**GIVEN RECORDS:**
- - - - - - -

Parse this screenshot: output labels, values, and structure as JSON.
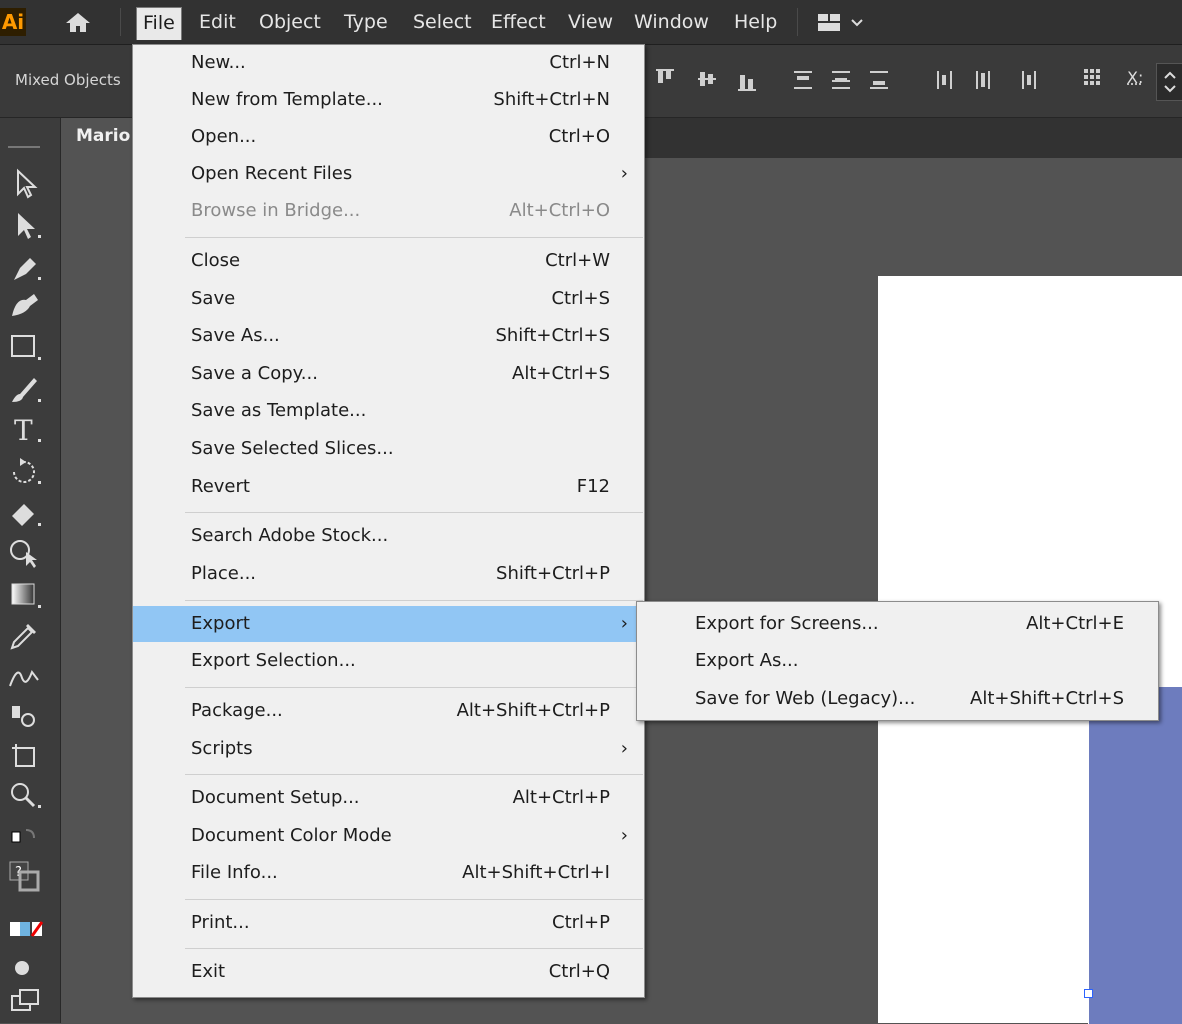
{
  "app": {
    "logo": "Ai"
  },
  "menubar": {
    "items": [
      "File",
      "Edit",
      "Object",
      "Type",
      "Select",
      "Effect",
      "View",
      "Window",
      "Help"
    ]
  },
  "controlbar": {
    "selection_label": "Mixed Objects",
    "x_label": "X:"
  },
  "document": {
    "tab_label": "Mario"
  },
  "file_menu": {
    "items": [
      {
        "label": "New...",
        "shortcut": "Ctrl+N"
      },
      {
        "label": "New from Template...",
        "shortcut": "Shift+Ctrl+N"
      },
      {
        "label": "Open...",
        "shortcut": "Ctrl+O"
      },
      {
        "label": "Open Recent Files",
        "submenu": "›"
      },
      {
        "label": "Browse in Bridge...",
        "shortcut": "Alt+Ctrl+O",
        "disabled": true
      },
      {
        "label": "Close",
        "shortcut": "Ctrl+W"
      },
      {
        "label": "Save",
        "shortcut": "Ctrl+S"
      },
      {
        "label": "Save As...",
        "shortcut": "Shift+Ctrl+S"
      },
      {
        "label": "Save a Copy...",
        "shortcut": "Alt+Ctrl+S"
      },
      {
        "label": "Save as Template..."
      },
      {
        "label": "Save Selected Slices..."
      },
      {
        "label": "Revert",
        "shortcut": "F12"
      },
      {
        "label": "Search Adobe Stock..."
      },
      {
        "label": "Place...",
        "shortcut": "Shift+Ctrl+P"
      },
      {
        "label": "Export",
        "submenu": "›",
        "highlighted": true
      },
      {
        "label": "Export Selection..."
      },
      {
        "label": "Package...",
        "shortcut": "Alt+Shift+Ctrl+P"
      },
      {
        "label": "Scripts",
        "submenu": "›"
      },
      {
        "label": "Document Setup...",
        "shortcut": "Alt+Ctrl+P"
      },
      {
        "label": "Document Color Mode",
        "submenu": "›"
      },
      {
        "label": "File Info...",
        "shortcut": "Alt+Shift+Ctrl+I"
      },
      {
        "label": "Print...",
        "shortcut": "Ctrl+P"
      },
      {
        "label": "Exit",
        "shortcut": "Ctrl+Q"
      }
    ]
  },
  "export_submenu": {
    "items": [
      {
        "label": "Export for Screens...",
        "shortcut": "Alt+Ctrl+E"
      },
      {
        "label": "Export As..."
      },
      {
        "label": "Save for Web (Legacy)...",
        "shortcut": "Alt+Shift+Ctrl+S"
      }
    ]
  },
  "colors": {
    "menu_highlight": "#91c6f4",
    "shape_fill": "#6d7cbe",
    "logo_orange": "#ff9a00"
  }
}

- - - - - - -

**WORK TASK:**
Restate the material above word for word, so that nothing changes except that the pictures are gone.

**TASK SOLUTION:**
Parse this screenshot: output labels, values, and structure as JSON.
{
  "app": {
    "logo": "Ai"
  },
  "menubar": {
    "items": [
      "File",
      "Edit",
      "Object",
      "Type",
      "Select",
      "Effect",
      "View",
      "Window",
      "Help"
    ]
  },
  "controlbar": {
    "selection_label": "Mixed Objects",
    "x_label": "X:"
  },
  "document": {
    "tab_label": "Mario"
  },
  "file_menu": {
    "items": [
      {
        "label": "New...",
        "shortcut": "Ctrl+N"
      },
      {
        "label": "New from Template...",
        "shortcut": "Shift+Ctrl+N"
      },
      {
        "label": "Open...",
        "shortcut": "Ctrl+O"
      },
      {
        "label": "Open Recent Files",
        "submenu": "›"
      },
      {
        "label": "Browse in Bridge...",
        "shortcut": "Alt+Ctrl+O",
        "disabled": true
      },
      {
        "label": "Close",
        "shortcut": "Ctrl+W"
      },
      {
        "label": "Save",
        "shortcut": "Ctrl+S"
      },
      {
        "label": "Save As...",
        "shortcut": "Shift+Ctrl+S"
      },
      {
        "label": "Save a Copy...",
        "shortcut": "Alt+Ctrl+S"
      },
      {
        "label": "Save as Template..."
      },
      {
        "label": "Save Selected Slices..."
      },
      {
        "label": "Revert",
        "shortcut": "F12"
      },
      {
        "label": "Search Adobe Stock..."
      },
      {
        "label": "Place...",
        "shortcut": "Shift+Ctrl+P"
      },
      {
        "label": "Export",
        "submenu": "›",
        "highlighted": true
      },
      {
        "label": "Export Selection..."
      },
      {
        "label": "Package...",
        "shortcut": "Alt+Shift+Ctrl+P"
      },
      {
        "label": "Scripts",
        "submenu": "›"
      },
      {
        "label": "Document Setup...",
        "shortcut": "Alt+Ctrl+P"
      },
      {
        "label": "Document Color Mode",
        "submenu": "›"
      },
      {
        "label": "File Info...",
        "shortcut": "Alt+Shift+Ctrl+I"
      },
      {
        "label": "Print...",
        "shortcut": "Ctrl+P"
      },
      {
        "label": "Exit",
        "shortcut": "Ctrl+Q"
      }
    ]
  },
  "export_submenu": {
    "items": [
      {
        "label": "Export for Screens...",
        "shortcut": "Alt+Ctrl+E"
      },
      {
        "label": "Export As..."
      },
      {
        "label": "Save for Web (Legacy)...",
        "shortcut": "Alt+Shift+Ctrl+S"
      }
    ]
  },
  "colors": {
    "menu_highlight": "#91c6f4",
    "shape_fill": "#6d7cbe",
    "logo_orange": "#ff9a00"
  }
}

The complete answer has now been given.